DATA —

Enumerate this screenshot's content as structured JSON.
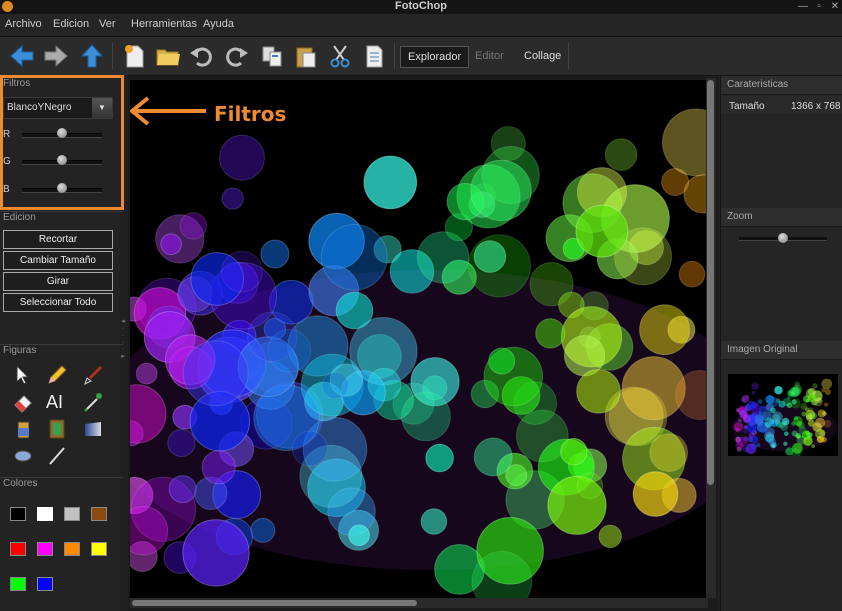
{
  "window": {
    "title": "FotoChop",
    "controls": [
      "—",
      "▫",
      "✕"
    ]
  },
  "menu": [
    "Archivo",
    "Edicion",
    "Ver",
    "Herramientas",
    "Ayuda"
  ],
  "toolbar": {
    "icons": [
      "back-arrow-icon",
      "forward-arrow-icon",
      "up-arrow-icon",
      "new-file-icon",
      "open-folder-icon",
      "undo-icon",
      "redo-icon",
      "copy-icon",
      "paste-icon",
      "cut-icon",
      "document-icon"
    ],
    "tabs": [
      "Explorador",
      "Editor",
      "Collage"
    ],
    "active_tab": "Explorador"
  },
  "filtros": {
    "header": "Filtros",
    "selected": "BlancoYNegro",
    "sliders": [
      {
        "label": "R",
        "value": 0.5
      },
      {
        "label": "G",
        "value": 0.5
      },
      {
        "label": "B",
        "value": 0.5
      }
    ]
  },
  "edicion": {
    "header": "Edicion",
    "buttons": [
      "Recortar",
      "Cambiar Tamaño",
      "Girar",
      "Seleccionar Todo"
    ]
  },
  "figuras": {
    "header": "Figuras",
    "tools": [
      "cursor-icon",
      "pencil-icon",
      "brush-icon",
      "eraser-icon",
      "text-tool-icon",
      "dropper-icon",
      "paint-bucket-icon",
      "frame-icon",
      "gradient-icon",
      "ellipse-icon",
      "line-icon"
    ]
  },
  "colores": {
    "header": "Colores",
    "swatches": [
      "#000000",
      "#ffffff",
      "#c0c0c0",
      "#8b4a10",
      "#ff0000",
      "#ff00ff",
      "#ff8800",
      "#ffff00",
      "#00ff00",
      "#0000ff"
    ],
    "selected_index": 1
  },
  "caracteristicas": {
    "header": "Carateristicas",
    "rows": [
      {
        "label": "Tamaño",
        "value": "1366 x 768"
      }
    ]
  },
  "zoom": {
    "header": "Zoom",
    "value": 0.55
  },
  "imagen_original": {
    "header": "Imagen Original"
  },
  "annotation": {
    "text": "Filtros"
  }
}
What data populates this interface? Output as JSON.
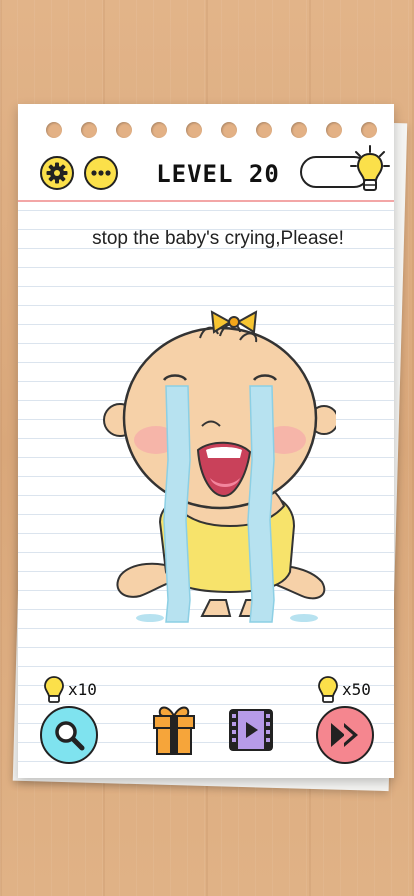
{
  "header": {
    "level_text": "LEVEL 20",
    "settings_icon": "gear-icon",
    "more_icon": "more-dots-icon",
    "toggle_icon": "lightbulb-icon"
  },
  "puzzle": {
    "prompt": "stop the baby's crying,Please!"
  },
  "footer": {
    "hint_cost": "x10",
    "skip_cost": "x50",
    "hint_icon": "magnifier-icon",
    "gift_icon": "gift-icon",
    "video_icon": "video-icon",
    "skip_icon": "fast-forward-icon"
  },
  "colors": {
    "button_yellow": "#fbe04a",
    "hint_button": "#7fe3ef",
    "skip_button": "#f5868f",
    "margin_line": "#f3a6a6"
  }
}
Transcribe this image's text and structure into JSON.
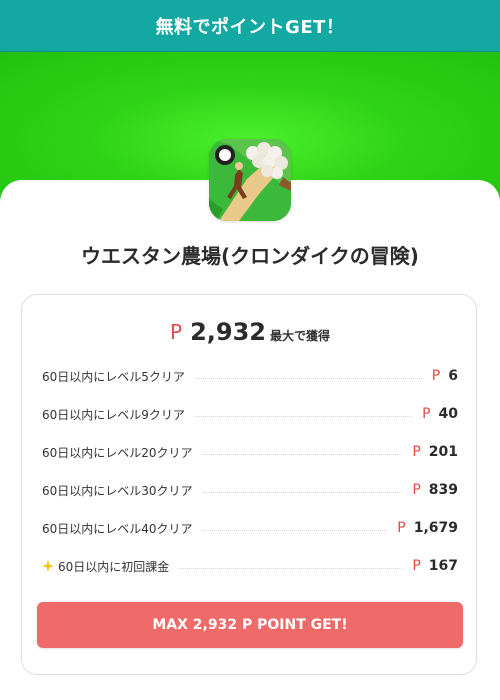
{
  "header": {
    "title": "無料でポイントGET！"
  },
  "app": {
    "icon": "farm-game-app-icon",
    "name": "ウエスタン農場(クロンダイクの冒険)"
  },
  "offer": {
    "currency_symbol": "P",
    "total_points": "2,932",
    "total_suffix": "最大で獲得",
    "rows": [
      {
        "label": "60日以内にレベル5クリア",
        "points": "6"
      },
      {
        "label": "60日以内にレベル9クリア",
        "points": "40"
      },
      {
        "label": "60日以内にレベル20クリア",
        "points": "201"
      },
      {
        "label": "60日以内にレベル30クリア",
        "points": "839"
      },
      {
        "label": "60日以内にレベル40クリア",
        "points": "1,679"
      },
      {
        "label": "60日以内に初回課金",
        "points": "167",
        "icon": "sparkle-icon"
      }
    ]
  },
  "cta": {
    "label": "MAX 2,932 P POINT GET!"
  },
  "colors": {
    "header": "#14a8a2",
    "banner_green": "#2fd316",
    "accent_red": "#e84848",
    "cta": "#ef6b69",
    "sparkle": "#f5c200"
  }
}
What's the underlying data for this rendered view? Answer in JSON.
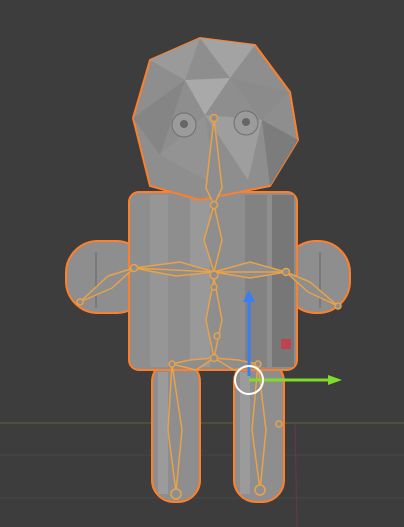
{
  "scene": {
    "background_color": "#3d3d3d",
    "grid_color": "#474747",
    "mesh_fill": "#8e8e8e",
    "mesh_shade": "#7a7a7a",
    "mesh_light": "#a9a9a9",
    "selection_outline": "#ff7f2a",
    "armature_color": "#e8a24a",
    "gizmo_x_color": "#7fdc2a",
    "gizmo_z_color": "#3a7ff0",
    "gizmo_y_color": "#c0424a"
  },
  "objects": [
    {
      "name": "robot-head-mesh",
      "selected": true
    },
    {
      "name": "robot-body-mesh",
      "selected": true
    },
    {
      "name": "armature",
      "selected": true
    }
  ],
  "gizmo": {
    "axes": [
      "x",
      "y",
      "z"
    ]
  }
}
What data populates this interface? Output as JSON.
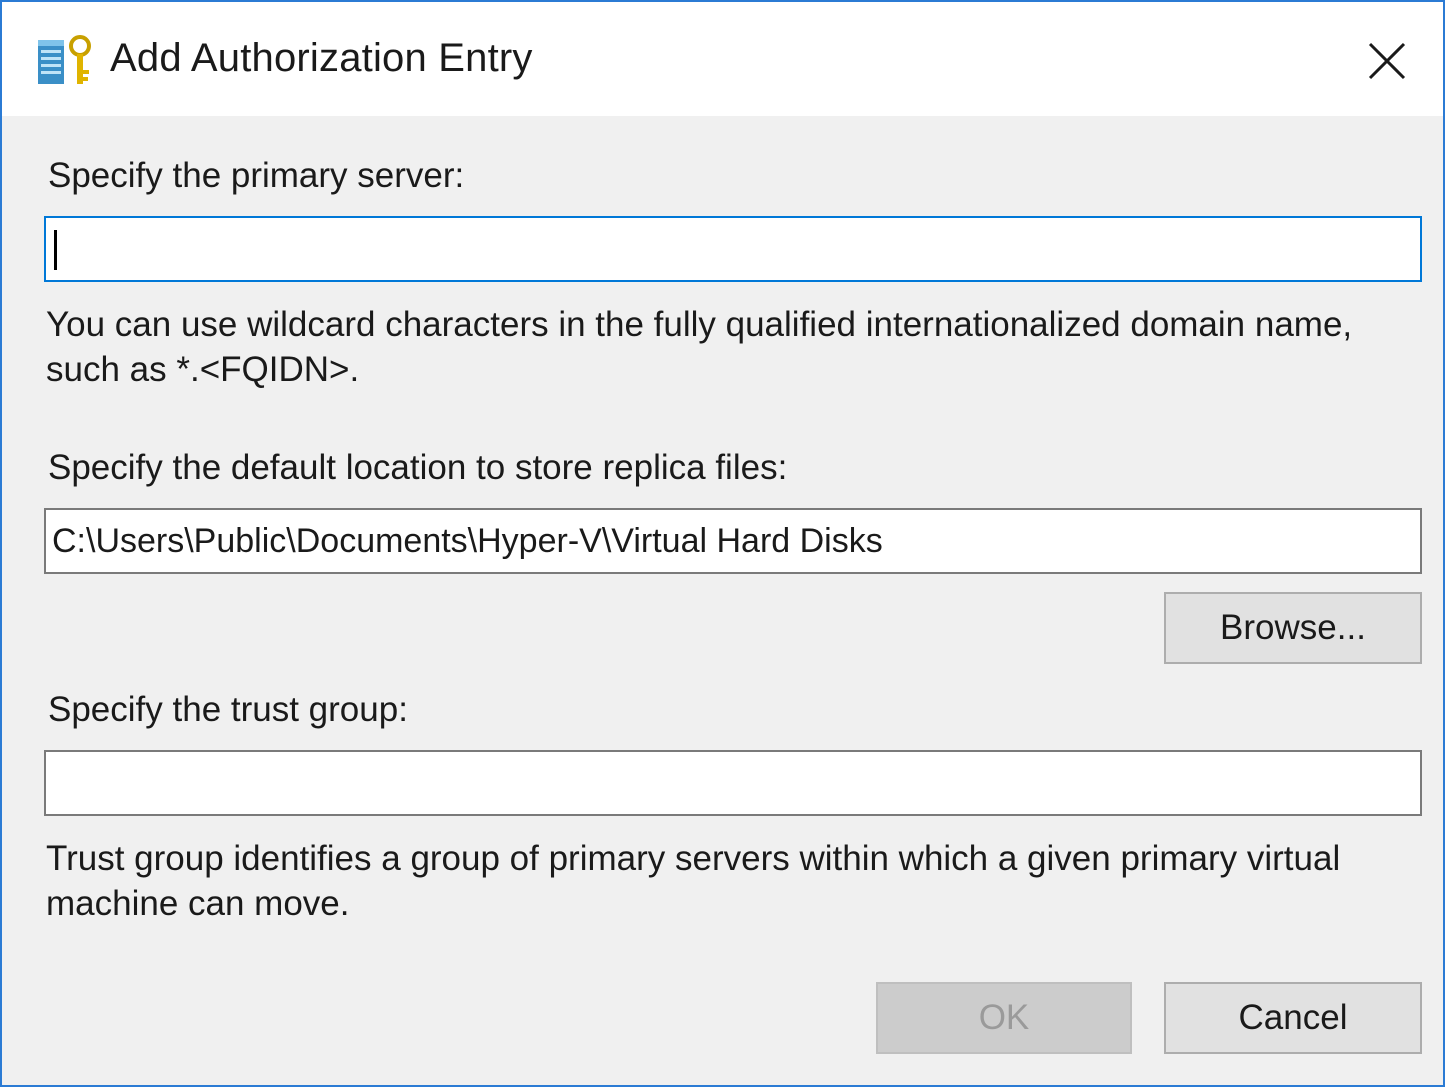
{
  "window": {
    "title": "Add Authorization Entry",
    "icon": "server-key-icon",
    "close_icon": "close-icon",
    "accent_border_color": "#2b7bd4"
  },
  "primary_server": {
    "label": "Specify the primary server:",
    "value": "",
    "hint": "You can use wildcard characters in  the fully qualified internationalized domain name, such as *.<FQIDN>."
  },
  "replica_location": {
    "label": "Specify the default location to store replica files:",
    "value": "C:\\Users\\Public\\Documents\\Hyper-V\\Virtual Hard Disks",
    "browse_label": "Browse..."
  },
  "trust_group": {
    "label": "Specify the trust group:",
    "value": "",
    "hint": "Trust group identifies a group of primary servers within which a given primary virtual machine can move."
  },
  "footer": {
    "ok_label": "OK",
    "ok_enabled": false,
    "cancel_label": "Cancel"
  }
}
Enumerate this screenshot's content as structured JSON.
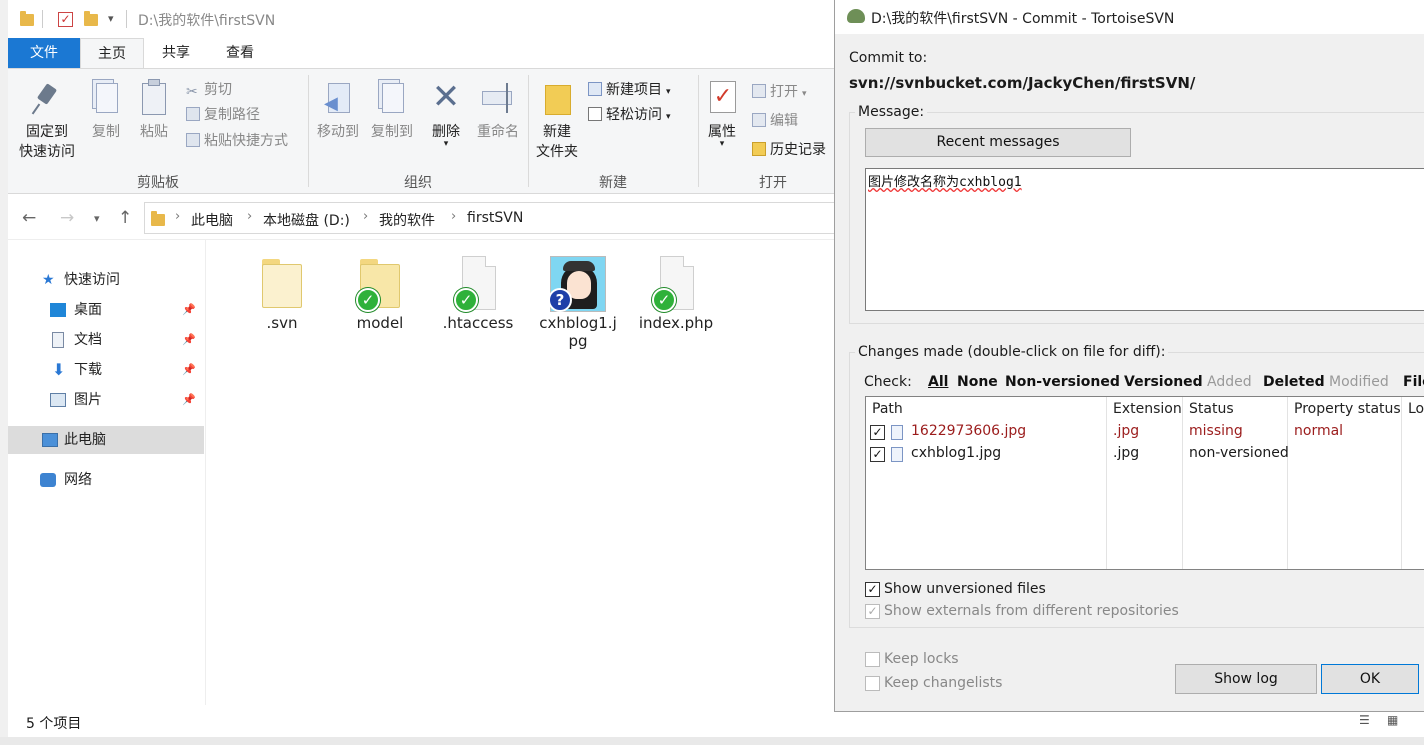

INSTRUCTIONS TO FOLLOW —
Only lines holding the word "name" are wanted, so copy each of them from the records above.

REPLY —
    "name": "ウエスタン農場(クロンダイクの冒険)"
      "name": "robot-head-mesh",
      "name": "robot-body-mesh",
      "name": "armature",
    "hint": "You can use wildcard characters in  the fully qualified internationalized domain name, such as *.<FQIDN>."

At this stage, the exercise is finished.